- _Task instructions_: Repeat the whole listing exactly as written.

* * * * * * * * *

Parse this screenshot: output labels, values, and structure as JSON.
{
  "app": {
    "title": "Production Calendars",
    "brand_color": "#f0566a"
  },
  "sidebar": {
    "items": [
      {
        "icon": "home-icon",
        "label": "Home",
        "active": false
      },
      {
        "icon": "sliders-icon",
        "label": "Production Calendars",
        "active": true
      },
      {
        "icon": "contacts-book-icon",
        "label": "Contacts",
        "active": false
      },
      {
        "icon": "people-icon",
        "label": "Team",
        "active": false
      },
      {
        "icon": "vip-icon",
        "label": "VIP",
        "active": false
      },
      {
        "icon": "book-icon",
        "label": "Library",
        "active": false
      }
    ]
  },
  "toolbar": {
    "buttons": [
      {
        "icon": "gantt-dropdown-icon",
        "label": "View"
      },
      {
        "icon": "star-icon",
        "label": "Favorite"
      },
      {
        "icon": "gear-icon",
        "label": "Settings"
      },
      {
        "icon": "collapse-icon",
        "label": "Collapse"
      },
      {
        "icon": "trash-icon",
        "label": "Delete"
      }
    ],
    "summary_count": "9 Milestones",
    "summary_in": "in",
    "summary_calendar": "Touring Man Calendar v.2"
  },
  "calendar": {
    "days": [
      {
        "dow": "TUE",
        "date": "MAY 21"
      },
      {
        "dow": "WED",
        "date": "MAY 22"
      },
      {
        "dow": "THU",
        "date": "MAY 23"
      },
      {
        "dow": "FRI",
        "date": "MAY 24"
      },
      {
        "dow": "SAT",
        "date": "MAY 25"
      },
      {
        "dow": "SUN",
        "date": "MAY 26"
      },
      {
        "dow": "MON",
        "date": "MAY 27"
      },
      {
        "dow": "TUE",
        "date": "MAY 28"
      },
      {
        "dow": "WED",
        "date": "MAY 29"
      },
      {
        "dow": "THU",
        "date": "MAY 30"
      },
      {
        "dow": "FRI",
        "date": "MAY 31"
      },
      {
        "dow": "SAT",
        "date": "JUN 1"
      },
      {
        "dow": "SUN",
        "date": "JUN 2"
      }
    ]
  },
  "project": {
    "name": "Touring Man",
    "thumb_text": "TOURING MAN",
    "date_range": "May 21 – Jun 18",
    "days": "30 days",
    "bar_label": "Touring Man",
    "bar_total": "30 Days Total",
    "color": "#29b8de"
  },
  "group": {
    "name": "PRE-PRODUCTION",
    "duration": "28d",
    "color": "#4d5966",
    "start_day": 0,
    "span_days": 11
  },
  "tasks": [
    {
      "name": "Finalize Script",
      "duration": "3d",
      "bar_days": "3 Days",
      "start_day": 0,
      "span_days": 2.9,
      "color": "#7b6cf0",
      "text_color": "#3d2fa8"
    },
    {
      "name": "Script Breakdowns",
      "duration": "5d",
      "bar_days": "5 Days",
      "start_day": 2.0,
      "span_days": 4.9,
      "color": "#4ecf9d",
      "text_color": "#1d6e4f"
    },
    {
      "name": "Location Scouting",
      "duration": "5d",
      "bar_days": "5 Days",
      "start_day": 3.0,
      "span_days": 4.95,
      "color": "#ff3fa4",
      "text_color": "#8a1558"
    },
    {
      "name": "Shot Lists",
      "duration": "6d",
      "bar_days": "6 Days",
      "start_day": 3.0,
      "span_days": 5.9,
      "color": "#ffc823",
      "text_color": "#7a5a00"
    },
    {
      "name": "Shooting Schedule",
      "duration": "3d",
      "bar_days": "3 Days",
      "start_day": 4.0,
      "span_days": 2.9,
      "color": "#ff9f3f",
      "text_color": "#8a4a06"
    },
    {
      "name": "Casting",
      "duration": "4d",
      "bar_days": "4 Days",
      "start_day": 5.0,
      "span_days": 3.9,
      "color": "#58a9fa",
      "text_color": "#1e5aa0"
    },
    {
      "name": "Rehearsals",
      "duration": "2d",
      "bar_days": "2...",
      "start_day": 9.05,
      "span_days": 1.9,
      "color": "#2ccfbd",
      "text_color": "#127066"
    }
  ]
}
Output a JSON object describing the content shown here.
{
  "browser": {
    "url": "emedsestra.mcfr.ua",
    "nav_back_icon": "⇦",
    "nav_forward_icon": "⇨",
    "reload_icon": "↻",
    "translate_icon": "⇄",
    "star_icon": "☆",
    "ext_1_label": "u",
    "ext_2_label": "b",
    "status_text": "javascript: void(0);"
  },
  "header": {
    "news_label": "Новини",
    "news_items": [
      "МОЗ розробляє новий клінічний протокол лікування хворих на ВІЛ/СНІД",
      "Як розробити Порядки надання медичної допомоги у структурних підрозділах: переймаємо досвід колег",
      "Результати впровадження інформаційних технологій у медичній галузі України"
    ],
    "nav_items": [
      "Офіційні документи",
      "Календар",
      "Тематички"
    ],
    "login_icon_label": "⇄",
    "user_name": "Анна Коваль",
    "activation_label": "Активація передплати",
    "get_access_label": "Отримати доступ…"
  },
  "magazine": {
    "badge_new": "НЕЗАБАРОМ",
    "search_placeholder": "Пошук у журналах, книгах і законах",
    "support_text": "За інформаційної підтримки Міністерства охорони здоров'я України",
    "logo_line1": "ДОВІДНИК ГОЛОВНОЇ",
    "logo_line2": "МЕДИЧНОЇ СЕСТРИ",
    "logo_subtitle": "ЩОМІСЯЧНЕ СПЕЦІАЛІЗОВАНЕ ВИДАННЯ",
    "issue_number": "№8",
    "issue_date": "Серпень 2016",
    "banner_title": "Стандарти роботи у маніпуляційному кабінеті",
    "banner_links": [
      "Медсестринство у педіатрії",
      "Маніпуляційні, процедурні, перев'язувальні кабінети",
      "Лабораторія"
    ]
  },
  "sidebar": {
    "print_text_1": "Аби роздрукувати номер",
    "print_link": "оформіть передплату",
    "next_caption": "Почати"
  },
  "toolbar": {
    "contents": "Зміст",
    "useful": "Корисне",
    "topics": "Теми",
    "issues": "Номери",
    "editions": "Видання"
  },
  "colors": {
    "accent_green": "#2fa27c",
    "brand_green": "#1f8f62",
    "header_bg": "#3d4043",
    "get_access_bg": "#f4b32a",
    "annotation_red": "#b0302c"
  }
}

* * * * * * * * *

- _Exercise response_:
Parse this screenshot: output labels, values, and structure as JSON.
{
  "app": {
    "title": "Production Calendars",
    "brand_color": "#f0566a"
  },
  "sidebar": {
    "items": [
      {
        "icon": "home-icon",
        "label": "Home",
        "active": false
      },
      {
        "icon": "sliders-icon",
        "label": "Production Calendars",
        "active": true
      },
      {
        "icon": "contacts-book-icon",
        "label": "Contacts",
        "active": false
      },
      {
        "icon": "people-icon",
        "label": "Team",
        "active": false
      },
      {
        "icon": "vip-icon",
        "label": "VIP",
        "active": false
      },
      {
        "icon": "book-icon",
        "label": "Library",
        "active": false
      }
    ]
  },
  "toolbar": {
    "buttons": [
      {
        "icon": "gantt-dropdown-icon",
        "label": "View"
      },
      {
        "icon": "star-icon",
        "label": "Favorite"
      },
      {
        "icon": "gear-icon",
        "label": "Settings"
      },
      {
        "icon": "collapse-icon",
        "label": "Collapse"
      },
      {
        "icon": "trash-icon",
        "label": "Delete"
      }
    ],
    "summary_count": "9 Milestones",
    "summary_in": "in",
    "summary_calendar": "Touring Man Calendar v.2"
  },
  "calendar": {
    "days": [
      {
        "dow": "TUE",
        "date": "MAY 21"
      },
      {
        "dow": "WED",
        "date": "MAY 22"
      },
      {
        "dow": "THU",
        "date": "MAY 23"
      },
      {
        "dow": "FRI",
        "date": "MAY 24"
      },
      {
        "dow": "SAT",
        "date": "MAY 25"
      },
      {
        "dow": "SUN",
        "date": "MAY 26"
      },
      {
        "dow": "MON",
        "date": "MAY 27"
      },
      {
        "dow": "TUE",
        "date": "MAY 28"
      },
      {
        "dow": "WED",
        "date": "MAY 29"
      },
      {
        "dow": "THU",
        "date": "MAY 30"
      },
      {
        "dow": "FRI",
        "date": "MAY 31"
      },
      {
        "dow": "SAT",
        "date": "JUN 1"
      },
      {
        "dow": "SUN",
        "date": "JUN 2"
      }
    ]
  },
  "project": {
    "name": "Touring Man",
    "thumb_text": "TOURING MAN",
    "date_range": "May 21 – Jun 18",
    "days": "30 days",
    "bar_label": "Touring Man",
    "bar_total": "30 Days Total",
    "color": "#29b8de"
  },
  "group": {
    "name": "PRE-PRODUCTION",
    "duration": "28d",
    "color": "#4d5966",
    "start_day": 0,
    "span_days": 11
  },
  "tasks": [
    {
      "name": "Finalize Script",
      "duration": "3d",
      "bar_days": "3 Days",
      "start_day": 0,
      "span_days": 2.9,
      "color": "#7b6cf0",
      "text_color": "#3d2fa8"
    },
    {
      "name": "Script Breakdowns",
      "duration": "5d",
      "bar_days": "5 Days",
      "start_day": 2.0,
      "span_days": 4.9,
      "color": "#4ecf9d",
      "text_color": "#1d6e4f"
    },
    {
      "name": "Location Scouting",
      "duration": "5d",
      "bar_days": "5 Days",
      "start_day": 3.0,
      "span_days": 4.95,
      "color": "#ff3fa4",
      "text_color": "#8a1558"
    },
    {
      "name": "Shot Lists",
      "duration": "6d",
      "bar_days": "6 Days",
      "start_day": 3.0,
      "span_days": 5.9,
      "color": "#ffc823",
      "text_color": "#7a5a00"
    },
    {
      "name": "Shooting Schedule",
      "duration": "3d",
      "bar_days": "3 Days",
      "start_day": 4.0,
      "span_days": 2.9,
      "color": "#ff9f3f",
      "text_color": "#8a4a06"
    },
    {
      "name": "Casting",
      "duration": "4d",
      "bar_days": "4 Days",
      "start_day": 5.0,
      "span_days": 3.9,
      "color": "#58a9fa",
      "text_color": "#1e5aa0"
    },
    {
      "name": "Rehearsals",
      "duration": "2d",
      "bar_days": "2...",
      "start_day": 9.05,
      "span_days": 1.9,
      "color": "#2ccfbd",
      "text_color": "#127066"
    }
  ]
}
Output a JSON object describing the content shown here.
{
  "browser": {
    "url": "emedsestra.mcfr.ua",
    "nav_back_icon": "⇦",
    "nav_forward_icon": "⇨",
    "reload_icon": "↻",
    "translate_icon": "⇄",
    "star_icon": "☆",
    "ext_1_label": "u",
    "ext_2_label": "b",
    "status_text": "javascript: void(0);"
  },
  "header": {
    "news_label": "Новини",
    "news_items": [
      "МОЗ розробляє новий клінічний протокол лікування хворих на ВІЛ/СНІД",
      "Як розробити Порядки надання медичної допомоги у структурних підрозділах: переймаємо досвід колег",
      "Результати впровадження інформаційних технологій у медичній галузі України"
    ],
    "nav_items": [
      "Офіційні документи",
      "Календар",
      "Тематички"
    ],
    "login_icon_label": "⇄",
    "user_name": "Анна Коваль",
    "activation_label": "Активація передплати",
    "get_access_label": "Отримати доступ…"
  },
  "magazine": {
    "badge_new": "НЕЗАБАРОМ",
    "search_placeholder": "Пошук у журналах, книгах і законах",
    "support_text": "За інформаційної підтримки Міністерства охорони здоров'я України",
    "logo_line1": "ДОВІДНИК ГОЛОВНОЇ",
    "logo_line2": "МЕДИЧНОЇ СЕСТРИ",
    "logo_subtitle": "ЩОМІСЯЧНЕ СПЕЦІАЛІЗОВАНЕ ВИДАННЯ",
    "issue_number": "№8",
    "issue_date": "Серпень 2016",
    "banner_title": "Стандарти роботи у маніпуляційному кабінеті",
    "banner_links": [
      "Медсестринство у педіатрії",
      "Маніпуляційні, процедурні, перев'язувальні кабінети",
      "Лабораторія"
    ]
  },
  "sidebar": {
    "print_text_1": "Аби роздрукувати номер",
    "print_link": "оформіть передплату",
    "next_caption": "Почати"
  },
  "toolbar": {
    "contents": "Зміст",
    "useful": "Корисне",
    "topics": "Теми",
    "issues": "Номери",
    "editions": "Видання"
  },
  "colors": {
    "accent_green": "#2fa27c",
    "brand_green": "#1f8f62",
    "header_bg": "#3d4043",
    "get_access_bg": "#f4b32a",
    "annotation_red": "#b0302c"
  }
}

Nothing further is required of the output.